The company is grappling to level the mismatch between export revenue and high cost of doing business in the country where inputs and other essential services are expensive.
Therefore the company whose revenue is mainly foreign currency has recorded some losses due to high costs of inputs and electricity among other crucial services.
During the third quarter trading update which ended June 30, Ariston Holdings company secretary Aquiline Chinamo said the disruptions in air travel has affected the smooth travel of export samples to the potential buyers of the company’s products.
“In the fourth quarter the group will concentrate on activities for the start of the next summer cropping season. With all factories shutting down for repairs and maintenance, land and orchards are being prepared for the new farming season,” Chinamo said.
Tea production volumes have increased by 5% to 2900 tonnes during the 2020 third quarter trading update from 2,750 tonnes during the same period in 2019.
Chinamo said tea production volumes have surpassed 2018 and 2019 comparative periods. She said though there was a decline in macadamia volumes during the 2020 third quarter, there was an improvement in quality resulting in increased sales.
Banana production volumes went down to 661 tonnes during the third quarter of 2020 from 924 tonnes during the comparative period in 2019. Chinamo said revenue for the nine months to June 30 2020, grew by 15% in inflation adjusted terms compared to the same period last year.
Chinamo bemoaned the mismatch between the export revenue exchange rate and the implied the exchange rate on local costs which continues to exert downward pressure on the business.
Pome fruit sales were initially interrupted by the lockdown, now recovering. Poultry production has gone down 7% to 1,022m this year from 1,103m last year.
Ariston said annual placements reduced as a result of lockdown. The company said uncertainties regarding ever-changing economic policies, power supplies have been consistent during the lockdown.
Over the last 18 months, the business has faced multiple disruptions but remains viable. In March 2019, operations on estates located in Chimanimani and Chipinge were affected by Cyclone Idai.
Total rehabilitation cost was estimated at US$ 1.5 m however, rehabilitation of infrastructure remains incomplete. The company is putting in place the cost of mitigating measures increasing and putting pressure on margins.
The major shareholder’s support continues to have a positive impact on the business. There was a 39% decline in the production of commercial maize from prior year to make room for seed maize and seed bean production.
Experts highlighted that average selling prices of produce sold locally still lagged behind import parity and there is need to review prices. The average US$ selling for export tea declined by 11% owing to adverse world market price trends.
Local tea prices went up 95% in the year under review driven by ever-changing commodity prices.
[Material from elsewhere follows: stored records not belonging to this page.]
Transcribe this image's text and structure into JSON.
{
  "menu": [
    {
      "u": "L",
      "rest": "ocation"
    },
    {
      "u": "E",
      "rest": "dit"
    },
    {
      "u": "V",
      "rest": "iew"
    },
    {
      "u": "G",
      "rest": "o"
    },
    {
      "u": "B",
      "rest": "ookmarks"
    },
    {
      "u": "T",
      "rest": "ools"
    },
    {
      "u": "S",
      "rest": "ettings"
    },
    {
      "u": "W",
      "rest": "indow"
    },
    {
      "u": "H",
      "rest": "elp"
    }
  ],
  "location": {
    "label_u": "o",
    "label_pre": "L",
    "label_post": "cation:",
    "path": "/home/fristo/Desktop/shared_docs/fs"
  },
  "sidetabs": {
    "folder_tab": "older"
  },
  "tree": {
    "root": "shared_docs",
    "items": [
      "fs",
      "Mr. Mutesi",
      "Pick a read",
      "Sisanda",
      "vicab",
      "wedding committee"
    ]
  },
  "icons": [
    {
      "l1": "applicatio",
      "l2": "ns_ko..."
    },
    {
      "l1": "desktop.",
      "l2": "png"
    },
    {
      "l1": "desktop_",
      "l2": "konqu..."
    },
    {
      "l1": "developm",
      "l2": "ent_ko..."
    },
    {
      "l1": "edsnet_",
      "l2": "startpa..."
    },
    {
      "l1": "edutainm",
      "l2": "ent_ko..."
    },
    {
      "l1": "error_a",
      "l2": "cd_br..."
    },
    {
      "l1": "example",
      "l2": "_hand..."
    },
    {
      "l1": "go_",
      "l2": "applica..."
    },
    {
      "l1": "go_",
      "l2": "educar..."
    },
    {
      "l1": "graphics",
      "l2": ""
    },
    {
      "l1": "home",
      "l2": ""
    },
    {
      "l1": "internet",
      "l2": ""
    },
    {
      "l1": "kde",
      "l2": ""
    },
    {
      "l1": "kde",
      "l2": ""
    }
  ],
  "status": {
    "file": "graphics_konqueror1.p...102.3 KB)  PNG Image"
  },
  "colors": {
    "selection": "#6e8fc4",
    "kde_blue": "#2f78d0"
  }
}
Ariston said 88% of current year production volume was sold to export markets.
Kent 2020/2021 cropping programme is ahead of target. Going forward, the company will continue with cost containment strategy to survive the challenging environment.